Palace of the Villarreal-Robles or the Marqués de Las Hormazas. It was built in the 16th century. It has two floors distributed around an interior patio. It is framed by recessed pilasters and Ionic semi-columns; in the center of the lintel is the family coat of arms between rosettes and above it, two lions that flank the complex.
The Corral de Comedias is located in Plaza Mayor. Declared a National Monument on March 4, 1955, it maintains the original structure of the theaters of the 17th century and is the only complete one from that time, perhaps because it was also used as meson. It is a patio of about 300 m² surrounded by 54 straight feet of red colored wood (rust red) which, in turn, rest on stone bases to protect them from moisture. It has two floors with rooms and hooks for the curtain that had to defend against the sun and candles or oil lamps. In the patio there is a well located at the entrance where the lodge should have been to supply the spectators with refreshments. Currently, the Corral de Comedias continues to be used for the performance of plays at the International Festival of Classical Theater. It has a capacity of about three hundred people.

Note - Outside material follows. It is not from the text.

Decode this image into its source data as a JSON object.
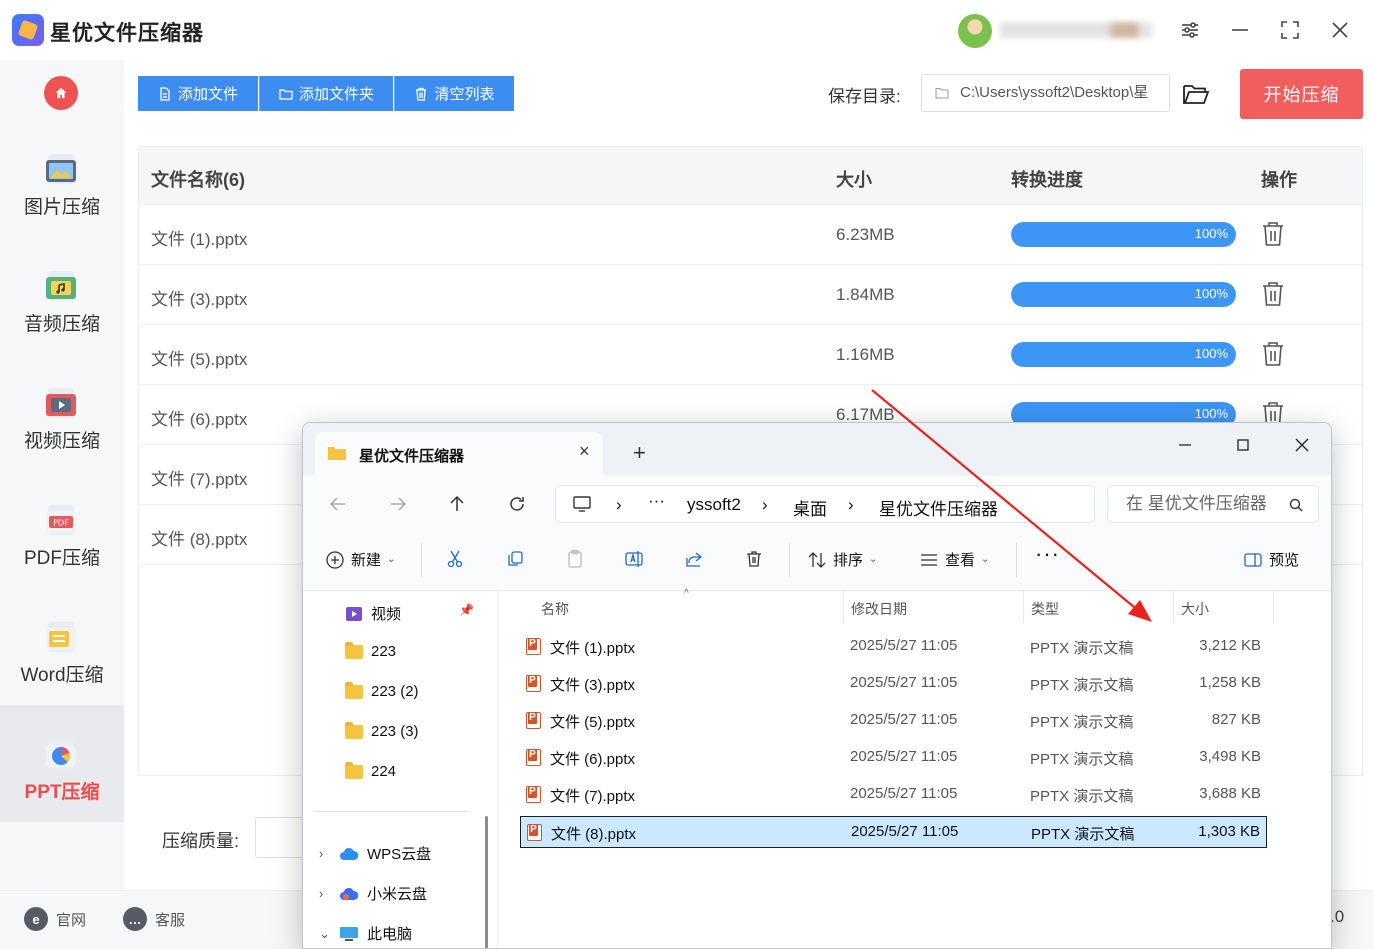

The annual International Theater Festival that has been held since 1978 has forced the city to create numerous alternative dramatic spaces to its famous Corral de Comedias